Pollozzi, No. RDB-18-1292, 2019 WL 418407, at *2 (D. Md.
Feb. 1, 2019) (quoting Parker v. Am. Brokers
Conduit, 179 F.Supp.3d 509, 515 (D. Md. 2016)). The
“plain requirements for the means of effective service
of process may not be ignored.” Curtis v. Md.
Envtl. Serv., No. RDB-17-2728, 2018 WL 1394020, at *2
(D. Md. Mar. 19, 2018).
argues that the Court should dismiss the Complaint, not only
due to ineffective service of process but also because
Showell did not respond to the October 31, 2018 show cause
order. Def.'s Mot. 1. Yet, Showell did respond to the
order, by filing a proof of service on November 15, 2018.
Although this response reached the Court one day beyond the
fourteen-day deadline, given that Rule 6(d) provides that
“[w]hen a party may or must act within a specified time
after being served and service is made under Rule 5(b)(2)(C)
(mail) …, 3 days are added after the period would
otherwise expire under Rule 6(a), ” Fed.R.Civ.P. 6(d),
I accept Showell's response to the order.
service, Ms. Showell attempted twice to serve Atlanticus, and
by her own admission both attempts were faulty. See
Pl.'s Opp'n 2. She concedes that her first attempt-on
July 30, 2018, without the summons-did not constitute service
of process, and that her second attempt, on November 12,
2018, occurred after the ninety-day window. See Id.
Under Rule 4(m), a court that finds service of process was
untimely has two options: “dismiss the action without
prejudice against that defendant or order that service be
made within a specified time.” Fed.R.Civ.P. 4(m). When
“the plaintiff shows good cause for the failure,
” the court only has one option: It “must extend
the time for service for an appropriate period.”
Id. (emphasis added).
Rule 4(m) “no longer requires a court to dismiss a
complaint absent a showing of good cause.”
Escalante v. Tobar Constr., Inc., No. 18-980-PX,
2019 WL 109369, at *4 (D. Md. Jan. 3, 2019) (quoting
Robertson v. Beacon Sales Acquisition, No.
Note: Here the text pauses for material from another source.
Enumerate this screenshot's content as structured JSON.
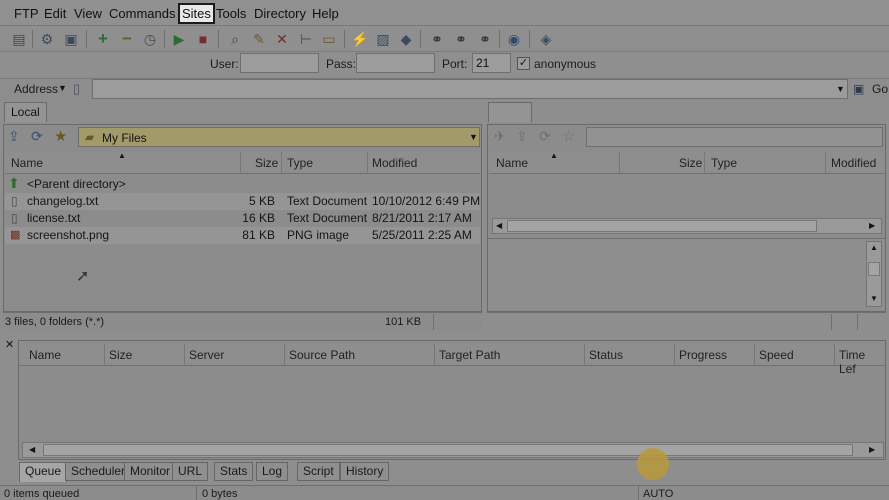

GJH-16-3241, 2018 WL 2464455, at *3 n.7 (D. Md. May 31,
2018)); see also, e.g., Whetstone v. Mayor &
City Council of Balt. City, No. ELH-18-738, 2019 WL
1200555, at *7 (D. Md. Mar. 13, 2019). These cases hold
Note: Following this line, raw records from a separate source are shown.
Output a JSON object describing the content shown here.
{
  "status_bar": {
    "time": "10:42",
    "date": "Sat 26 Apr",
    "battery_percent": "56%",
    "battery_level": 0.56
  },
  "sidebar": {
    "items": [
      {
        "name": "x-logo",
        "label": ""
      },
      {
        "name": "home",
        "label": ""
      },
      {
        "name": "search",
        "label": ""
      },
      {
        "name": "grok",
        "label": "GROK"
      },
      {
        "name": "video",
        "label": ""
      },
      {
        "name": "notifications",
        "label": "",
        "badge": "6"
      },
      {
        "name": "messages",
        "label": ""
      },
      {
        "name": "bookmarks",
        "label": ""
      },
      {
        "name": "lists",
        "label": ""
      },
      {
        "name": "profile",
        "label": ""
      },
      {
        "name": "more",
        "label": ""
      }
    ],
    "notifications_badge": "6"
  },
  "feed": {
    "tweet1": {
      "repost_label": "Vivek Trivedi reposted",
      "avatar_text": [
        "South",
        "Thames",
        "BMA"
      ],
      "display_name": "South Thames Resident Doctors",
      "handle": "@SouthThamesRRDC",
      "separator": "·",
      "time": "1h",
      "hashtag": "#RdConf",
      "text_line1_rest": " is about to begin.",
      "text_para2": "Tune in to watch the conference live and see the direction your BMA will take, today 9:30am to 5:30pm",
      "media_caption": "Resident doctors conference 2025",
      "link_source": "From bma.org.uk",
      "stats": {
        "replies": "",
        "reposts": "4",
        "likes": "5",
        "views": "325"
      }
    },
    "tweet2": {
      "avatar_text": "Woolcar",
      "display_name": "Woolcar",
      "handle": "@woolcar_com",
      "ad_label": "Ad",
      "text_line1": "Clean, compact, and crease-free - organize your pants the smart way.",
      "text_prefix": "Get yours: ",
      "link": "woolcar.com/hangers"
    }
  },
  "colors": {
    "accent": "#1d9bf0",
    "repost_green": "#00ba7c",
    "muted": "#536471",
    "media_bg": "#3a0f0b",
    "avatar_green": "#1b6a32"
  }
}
“it is within the Court's discretion to extend
plaintiffs time to serve under Rule 4(m).”
Whetstone, 2019 WL 1200555, at *7.
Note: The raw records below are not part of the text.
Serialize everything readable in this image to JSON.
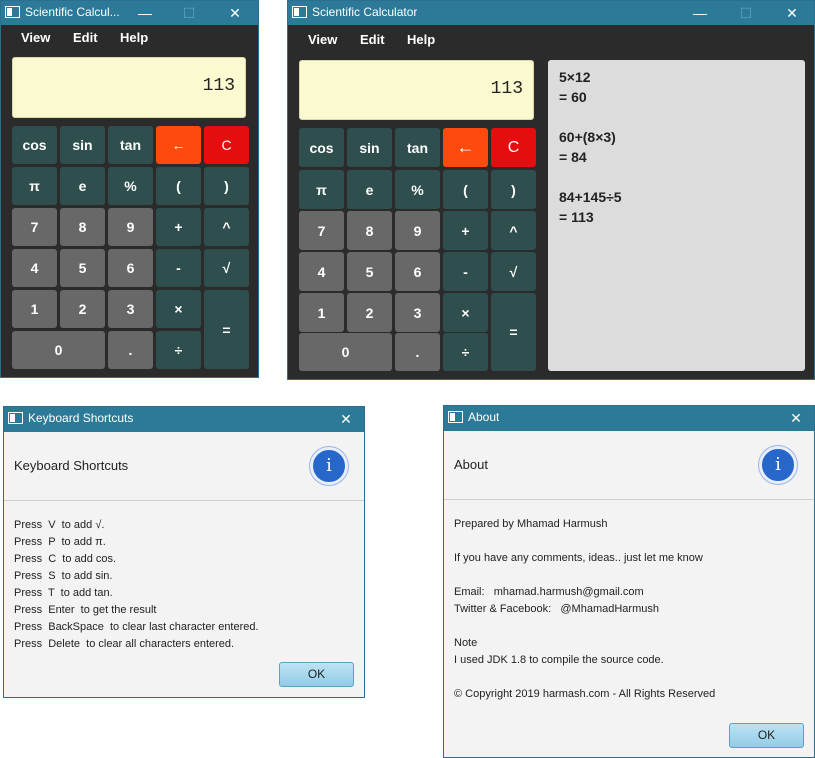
{
  "calc_small": {
    "title": "Scientific Calcul...",
    "menu": [
      "View",
      "Edit",
      "Help"
    ],
    "display": "113"
  },
  "calc_large": {
    "title": "Scientific Calculator",
    "menu": [
      "View",
      "Edit",
      "Help"
    ],
    "display": "113",
    "history": [
      "5×12",
      "= 60",
      "",
      "60+(8×3)",
      "= 84",
      "",
      "84+145÷5",
      "= 113"
    ]
  },
  "keys": {
    "cos": "cos",
    "sin": "sin",
    "tan": "tan",
    "back": "←",
    "clear": "C",
    "pi": "π",
    "e": "e",
    "percent": "%",
    "lparen": "(",
    "rparen": ")",
    "seven": "7",
    "eight": "8",
    "nine": "9",
    "plus": "+",
    "power": "^",
    "four": "4",
    "five": "5",
    "six": "6",
    "minus": "-",
    "sqrt": "√",
    "one": "1",
    "two": "2",
    "three": "3",
    "multiply": "×",
    "equals": "=",
    "zero": "0",
    "dot": ".",
    "divide": "÷"
  },
  "shortcuts": {
    "title": "Keyboard Shortcuts",
    "header": "Keyboard Shortcuts",
    "lines": [
      "Press  V  to add √.",
      "Press  P  to add π.",
      "Press  C  to add cos.",
      "Press  S  to add sin.",
      "Press  T  to add tan.",
      "Press  Enter  to get the result",
      "Press  BackSpace  to clear last character entered.",
      "Press  Delete  to clear all characters entered."
    ],
    "ok": "OK"
  },
  "about": {
    "title": "About",
    "header": "About",
    "lines": [
      "Prepared by Mhamad Harmush",
      "",
      "If you have any comments, ideas.. just let me know",
      "",
      "Email:   mhamad.harmush@gmail.com",
      "Twitter & Facebook:   @MhamadHarmush",
      "",
      "Note",
      "I used JDK 1.8 to compile the source code.",
      "",
      "© Copyright 2019 harmash.com - All Rights Reserved"
    ],
    "ok": "OK"
  },
  "window_controls": {
    "minimize": "—",
    "maximize": "☐",
    "close": "✕"
  },
  "info_glyph": "i",
  "colors": {
    "titlebar": "#2c7a98",
    "window_bg": "#2b2b2b",
    "display_bg": "#fbf9cf",
    "key_dark": "#2f4f4f",
    "key_gray": "#686868",
    "key_backspace": "#ff4a0d",
    "key_clear": "#e50d0d",
    "history_bg": "#dcdcdc"
  }
}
Whetstone illustrates some of the considerations a
court may take into account in deciding to exercise this
discretion. There, the plaintiff was between 63 and 130 days
late in serving the various defendants she had sued. 2019 WL
1200555, at *7. Judge Hollander did not determine, one way or
the other, whether there was good cause to extend the
deadline. She did note, though, that the plaintiff had
attempted to effect service by the deadline; that the
defendants did not assert that the delay prejudiced them; and
that dismissal would likely bar the plaintiff from refiling
the suit. See Id. at *8. She opted on the basis of
these considerations to exercise her discretion to extent the
Rule 4(m) deadline. Id.
Escalante, the plaintiffs effected service “34
days after the time under Rule 4(m) had elapsed”
because counsel's “assistant misconstrued the
significance of [a] statement” by a Clerk's Office
employee, who said that “summonses never expire,
” and “the assistant did not calendar [the]
deadline by which the Complaint had to be served.” 2019
WL 109369, at *1. Judge Xinis “exercise[d] [her]
discretion to afford the parties full resolution on the
merits and extend[ed] the time to serve the Complaint.”
Id. at *4. Alternatively, noting that, in
unpublished decisions, the Fourth Circuit has held that the
Court may extend the time for service “where
‘plaintiff can show excusable neglect for his failure
to serve, '” Judge Xinis found that the plaintiffs
had established excusable neglect by “articulat[ing] a
sound justification for not serving the Complaint for 60
days” after filing suit and “exhibit[ing] every
intention of serving the Complaint in a timely manner.”
Id. at *3, *5 (quoting Hasan v. Fairfax Cty.
Sch. Bd., 405 Fed.Appx. 793, 793-94 (4th Cir. 2010)).
Atlanticus does not argue that it is prejudiced by the delay
in service. Further, Plaintiff attempted to serve Atlanticus
well before the deadline-the same day she filed suit. Also,
she contacted a process server within a week of learning that
service was improper. Under these circumstances, I ...